▼

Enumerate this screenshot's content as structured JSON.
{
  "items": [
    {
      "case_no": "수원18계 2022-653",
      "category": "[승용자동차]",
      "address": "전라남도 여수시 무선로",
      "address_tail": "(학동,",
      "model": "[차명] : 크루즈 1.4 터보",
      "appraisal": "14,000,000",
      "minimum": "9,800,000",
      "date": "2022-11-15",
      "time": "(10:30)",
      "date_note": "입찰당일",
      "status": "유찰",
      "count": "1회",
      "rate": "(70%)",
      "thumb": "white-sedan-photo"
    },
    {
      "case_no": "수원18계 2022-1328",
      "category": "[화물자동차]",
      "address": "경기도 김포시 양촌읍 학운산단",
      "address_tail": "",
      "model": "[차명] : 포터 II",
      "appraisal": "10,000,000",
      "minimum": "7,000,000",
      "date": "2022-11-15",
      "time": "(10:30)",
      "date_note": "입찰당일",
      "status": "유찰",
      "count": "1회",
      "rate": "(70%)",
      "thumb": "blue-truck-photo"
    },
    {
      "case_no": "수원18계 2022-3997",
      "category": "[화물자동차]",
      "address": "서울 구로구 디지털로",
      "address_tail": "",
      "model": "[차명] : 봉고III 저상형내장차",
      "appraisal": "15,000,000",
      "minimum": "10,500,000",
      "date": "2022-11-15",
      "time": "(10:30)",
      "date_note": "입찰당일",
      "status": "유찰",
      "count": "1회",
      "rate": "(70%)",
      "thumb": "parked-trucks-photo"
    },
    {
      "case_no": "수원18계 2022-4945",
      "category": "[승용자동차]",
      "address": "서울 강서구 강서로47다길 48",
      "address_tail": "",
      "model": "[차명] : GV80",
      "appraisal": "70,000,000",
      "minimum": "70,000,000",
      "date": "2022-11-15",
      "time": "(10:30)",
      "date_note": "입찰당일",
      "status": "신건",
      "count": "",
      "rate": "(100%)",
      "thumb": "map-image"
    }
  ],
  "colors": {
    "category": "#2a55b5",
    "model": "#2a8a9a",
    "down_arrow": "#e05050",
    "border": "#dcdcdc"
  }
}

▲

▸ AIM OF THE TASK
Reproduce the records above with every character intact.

▸ RESPONSE FOR THIS EXERCISE
Enumerate this screenshot's content as structured JSON.
{
  "items": [
    {
      "case_no": "수원18계 2022-653",
      "category": "[승용자동차]",
      "address": "전라남도 여수시 무선로",
      "address_tail": "(학동,",
      "model": "[차명] : 크루즈 1.4 터보",
      "appraisal": "14,000,000",
      "minimum": "9,800,000",
      "date": "2022-11-15",
      "time": "(10:30)",
      "date_note": "입찰당일",
      "status": "유찰",
      "count": "1회",
      "rate": "(70%)",
      "thumb": "white-sedan-photo"
    },
    {
      "case_no": "수원18계 2022-1328",
      "category": "[화물자동차]",
      "address": "경기도 김포시 양촌읍 학운산단",
      "address_tail": "",
      "model": "[차명] : 포터 II",
      "appraisal": "10,000,000",
      "minimum": "7,000,000",
      "date": "2022-11-15",
      "time": "(10:30)",
      "date_note": "입찰당일",
      "status": "유찰",
      "count": "1회",
      "rate": "(70%)",
      "thumb": "blue-truck-photo"
    },
    {
      "case_no": "수원18계 2022-3997",
      "category": "[화물자동차]",
      "address": "서울 구로구 디지털로",
      "address_tail": "",
      "model": "[차명] : 봉고III 저상형내장차",
      "appraisal": "15,000,000",
      "minimum": "10,500,000",
      "date": "2022-11-15",
      "time": "(10:30)",
      "date_note": "입찰당일",
      "status": "유찰",
      "count": "1회",
      "rate": "(70%)",
      "thumb": "parked-trucks-photo"
    },
    {
      "case_no": "수원18계 2022-4945",
      "category": "[승용자동차]",
      "address": "서울 강서구 강서로47다길 48",
      "address_tail": "",
      "model": "[차명] : GV80",
      "appraisal": "70,000,000",
      "minimum": "70,000,000",
      "date": "2022-11-15",
      "time": "(10:30)",
      "date_note": "입찰당일",
      "status": "신건",
      "count": "",
      "rate": "(100%)",
      "thumb": "map-image"
    }
  ],
  "colors": {
    "category": "#2a55b5",
    "model": "#2a8a9a",
    "down_arrow": "#e05050",
    "border": "#dcdcdc"
  }
}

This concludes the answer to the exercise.